When you set your garbage on the curb, you expect to see it disappear soon afterward. Unfortunately, there may be a time or two where this is not the case. The company could opt not to pick up your trash—but why? If you aren't sure why your garbage service has been fulfilled, or if you have another issue with trash, consider these tips as your guide to proper waste disposal.
1. Completely Close Your Trash Can's Lid
If you are unable to close the lid of your trash container, it is entirely possible that it will not be picked up. You may need to hold on to some of your waste until the next trash-pickup day. Additionally, you may want to consider upgrading your container size if you find that this is a common issue with your garbage cans. For instance, you might have had a new roommate move in and now need a container suitable for two people rather than one.
2. Close Bags Tightly
Spilled bacteria leads to foul odors and a discolored and gross trash can. Reduce the amount of bacteria that builds up in your trash container by ensuring that each bag is closed up tightly. You may also consider hosing out your trash can on a regular basis to ensure that it does not become unhealthy to haul. This also prevents insects from making your container their new home.
3. Throw Out the Right Things
You may be tempted to place certain types of cleaning and maintenance items in the trash, but these are not actually designated for most services to pick up normally. This means you should avoid tossing out paint, paint thinner, oil, oil rags, and most insect-killing chemicals. You should also avoid throwing out batteries and flammables.
4. Don't Throw Out Medical Waste
Just as many chemicals are off-limits, so is much medical waste. You should not throw away needles or anything that would need to be placed in a special container by medical staff before being thrown away.
5. Know Your Yard Waste
The only items that belong in the yard-waste bin are those that are considered part of greenery. You can use this container for leaves, hedge trimmings, houseplants, and grass clippings; however, you should never use it for metal, food, soil, or rocks.

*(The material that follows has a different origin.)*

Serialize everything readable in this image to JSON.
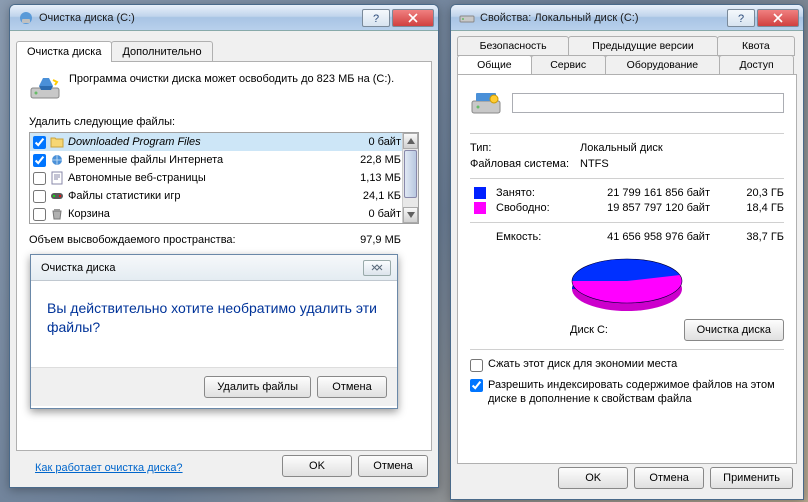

You can prevent many of your trash can–related woes by following this guide and sticking to the requirements for each type of bin that you use. Talk to a company such as Sullivan Refuse Inc for more information.